Chromatin, the mix of DNA and proteins that forms chromosomes within the nucleus of humans and other higher organisms, plays a critical role in gene regulation and in turn a central role in development and disease. Indeed, pathogenic mutations in the genes that encode enzymes that methylate DNA or histones, the building blocks of chromatin, have been identified in numerous developmental disorders as well as cancer (see Nature Reviews Genetics, Janssen & Lorincz, 2022). Research in the lab is directed towards understanding the molecular interplay between transcription, DNA methylation and post-translational modifications of histones. Towards this end, we use both human and mouse tissue culture models as well as genetically engineered mice. Ultimately, our goal is to characterize the mechanistic basis of “epigenetic disorders”, including neurodevelopmental chromatinopathies, such as Sotos, Weaver and Rahman Syndromes and cancers in which the genes that encode chromatin factors are mutated. We employ CRISPR/Cas9, degron technology, conditional knockouts using Cre/loxP, and conventional genetic knockouts of clinically relevant chromatin factors or regulatory regions alongside genome-wide analyses of gene expression and chromatin features to dissect the roles of specific epigenetic marks and their interplay in gene regulation. Genome-wide tools employed include low-cell input methods for whole genome analysis, such as for transcription (RNAseq), DNA methylation (PBAT) and chromatin marks (ULI-ChIP-seq developed by Julie Brind’Amour, former postdoc in the lab). Analyses of these datasets are carried out using published and in house pipelines developed to integrate the analyses of these epigenomic datasets, including at an allele-specific level (MEA, developed by Julien Richard Albert, former graduate student in the lab).

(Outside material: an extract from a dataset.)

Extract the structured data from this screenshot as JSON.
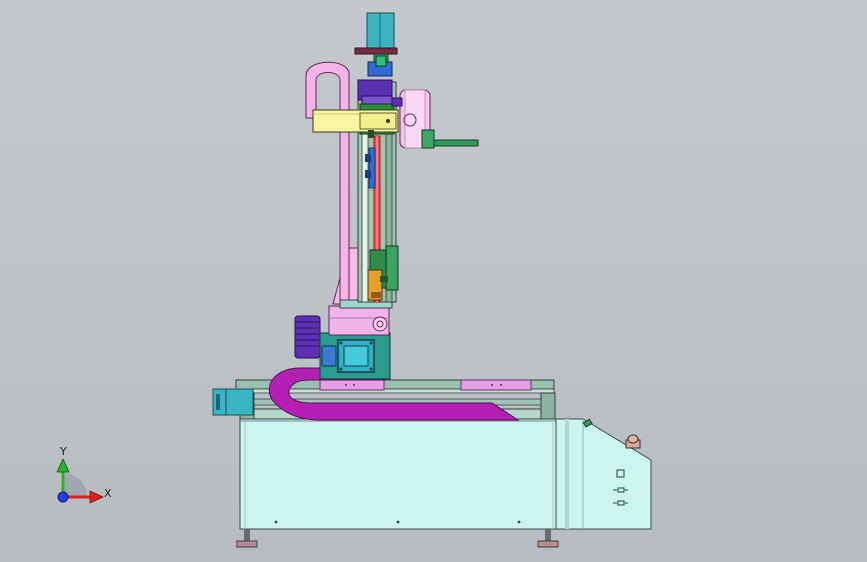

1) Sotos and Weaver Syndromes are related prenatal overgrowth disorders resulting from pathogenic loss-of-function mutations in the chromatin factors NSD1 and EZH2, which deposit covalent histone modifications on the core histone H3, specifically at lysine 36 (H3K36me2) and lysine 27 (H3K27me3), respectively. Using mouse embryonic stem cell models of these deficiencies, our goal is to dissect the interplay between these epigenetic marks in early embryonic development and the impact of their disruption on gene expression. Defining the role of these epigenetic factors during this critical period of development will hopefully yield new therapeutic approaches for treatment of these disorders.
2) Rahman/hist1h1e syndrome, which shares characteristics of Sotos and Weaver Syndromes, results from pathogenic frame shift mutations in the gene encoding the linker histone H1.4 that yield a common novel C-terminal region. We are currently using an unbiased proteomic approach to catalog the chromatin factors that interact with wildtype and mutant H1.4 and will characterize the impact of these H1.4 mutations on the epigenome and as well as in gene regulation, with the goal of defining the molecular basis of this overgrowth syndrome.
3) DNA methylation plays a critical role in development and disease, with congenital mutations in each of the DNA methyltransferases yielding distinct disorders. Recent studies suggest that the covalent histone modification H3K9 trimethylation (H3K9me3) plays an important role in directing the maintenance DNA methylation machinery to specific genomic sites. Specifically, the nuclear factor UHRF1, which is required for DNA methylation maintenance following DNA replication, includes a domain that recognizes/binds to H3K9me3. Our aim is to determine whether such binding is required to promote DNA methylation of transposable elements and imprinted regions during early embryonic development, when DNA methylation levels are generally low across the rest of the genome.